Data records
=== Begin Enclosure ===

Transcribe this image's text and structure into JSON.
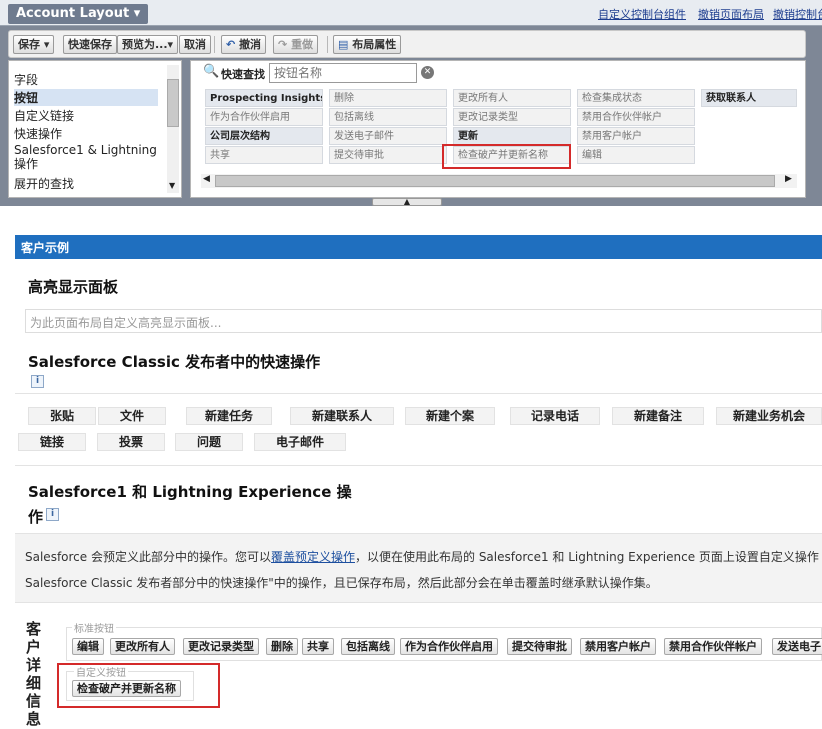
{
  "header": {
    "layout_title": "Account Layout",
    "links": [
      "自定义控制台组件",
      "撤销页面布局",
      "撤销控制台..."
    ]
  },
  "toolbar": {
    "save": "保存",
    "quick_save": "快速保存",
    "preview": "预览为...",
    "cancel": "取消",
    "undo": "撤消",
    "redo": "重做",
    "layout_props": "布局属性"
  },
  "categories": [
    "字段",
    "按钮",
    "自定义链接",
    "快速操作",
    "Salesforce1 & Lightning 操作",
    "展开的查找"
  ],
  "selected_category": "按钮",
  "quick_find": {
    "label": "快速查找",
    "placeholder": "按钮名称"
  },
  "button_palette": [
    [
      "Prospecting Insights",
      "删除",
      "更改所有人",
      "检查集成状态",
      "获取联系人"
    ],
    [
      "作为合作伙伴启用",
      "包括离线",
      "更改记录类型",
      "禁用合作伙伴帐户",
      ""
    ],
    [
      "公司层次结构",
      "发送电子邮件",
      "更新",
      "禁用客户帐户",
      ""
    ],
    [
      "共享",
      "提交待审批",
      "检查破产并更新名称",
      "编辑",
      ""
    ]
  ],
  "main": {
    "section_title": "客户示例",
    "highlights": {
      "title": "高亮显示面板",
      "placeholder": "为此页面布局自定义高亮显示面板..."
    },
    "classic_actions": {
      "title": "Salesforce Classic 发布者中的快速操作",
      "info": "i",
      "row1": [
        "张贴",
        "文件",
        "新建任务",
        "新建联系人",
        "新建个案",
        "记录电话",
        "新建备注",
        "新建业务机会"
      ],
      "row2": [
        "链接",
        "投票",
        "问题",
        "电子邮件"
      ]
    },
    "sf1_actions": {
      "title_line1": "Salesforce1 和 Lightning Experience 操",
      "title_line2": "作",
      "info": "i",
      "line1_a": "Salesforce 会预定义此部分中的操作。您可以",
      "line1_link": "覆盖预定义操作",
      "line1_b": "，以便在使用此布局的 Salesforce1 和 Lightning Experience 页面上设置自定义操作",
      "line2": "Salesforce Classic 发布者部分中的快速操作\"中的操作，且已保存布局，然后此部分会在单击覆盖时继承默认操作集。"
    },
    "detail": {
      "label_chars": [
        "客",
        "户",
        "详",
        "细",
        "信",
        "息"
      ],
      "standard_legend": "标准按钮",
      "standard_buttons": [
        "编辑",
        "更改所有人",
        "更改记录类型",
        "删除",
        "共享",
        "包括离线",
        "作为合作伙伴启用",
        "提交待审批",
        "禁用客户帐户",
        "禁用合作伙伴帐户",
        "发送电子"
      ],
      "custom_legend": "自定义按钮",
      "custom_buttons": [
        "检查破产并更新名称"
      ]
    }
  },
  "colors": {
    "accent": "#1f6fbf",
    "highlight": "#d42a2a",
    "palette_bg": "#7e8796"
  }
}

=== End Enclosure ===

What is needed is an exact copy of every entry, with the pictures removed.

Transcribe this image's text and structure into JSON.
{
  "header": {
    "layout_title": "Account Layout",
    "links": [
      "自定义控制台组件",
      "撤销页面布局",
      "撤销控制台..."
    ]
  },
  "toolbar": {
    "save": "保存",
    "quick_save": "快速保存",
    "preview": "预览为...",
    "cancel": "取消",
    "undo": "撤消",
    "redo": "重做",
    "layout_props": "布局属性"
  },
  "categories": [
    "字段",
    "按钮",
    "自定义链接",
    "快速操作",
    "Salesforce1 & Lightning 操作",
    "展开的查找"
  ],
  "selected_category": "按钮",
  "quick_find": {
    "label": "快速查找",
    "placeholder": "按钮名称"
  },
  "button_palette": [
    [
      "Prospecting Insights",
      "删除",
      "更改所有人",
      "检查集成状态",
      "获取联系人"
    ],
    [
      "作为合作伙伴启用",
      "包括离线",
      "更改记录类型",
      "禁用合作伙伴帐户",
      ""
    ],
    [
      "公司层次结构",
      "发送电子邮件",
      "更新",
      "禁用客户帐户",
      ""
    ],
    [
      "共享",
      "提交待审批",
      "检查破产并更新名称",
      "编辑",
      ""
    ]
  ],
  "main": {
    "section_title": "客户示例",
    "highlights": {
      "title": "高亮显示面板",
      "placeholder": "为此页面布局自定义高亮显示面板..."
    },
    "classic_actions": {
      "title": "Salesforce Classic 发布者中的快速操作",
      "info": "i",
      "row1": [
        "张贴",
        "文件",
        "新建任务",
        "新建联系人",
        "新建个案",
        "记录电话",
        "新建备注",
        "新建业务机会"
      ],
      "row2": [
        "链接",
        "投票",
        "问题",
        "电子邮件"
      ]
    },
    "sf1_actions": {
      "title_line1": "Salesforce1 和 Lightning Experience 操",
      "title_line2": "作",
      "info": "i",
      "line1_a": "Salesforce 会预定义此部分中的操作。您可以",
      "line1_link": "覆盖预定义操作",
      "line1_b": "，以便在使用此布局的 Salesforce1 和 Lightning Experience 页面上设置自定义操作",
      "line2": "Salesforce Classic 发布者部分中的快速操作\"中的操作，且已保存布局，然后此部分会在单击覆盖时继承默认操作集。"
    },
    "detail": {
      "label_chars": [
        "客",
        "户",
        "详",
        "细",
        "信",
        "息"
      ],
      "standard_legend": "标准按钮",
      "standard_buttons": [
        "编辑",
        "更改所有人",
        "更改记录类型",
        "删除",
        "共享",
        "包括离线",
        "作为合作伙伴启用",
        "提交待审批",
        "禁用客户帐户",
        "禁用合作伙伴帐户",
        "发送电子"
      ],
      "custom_legend": "自定义按钮",
      "custom_buttons": [
        "检查破产并更新名称"
      ]
    }
  },
  "colors": {
    "accent": "#1f6fbf",
    "highlight": "#d42a2a",
    "palette_bg": "#7e8796"
  }
}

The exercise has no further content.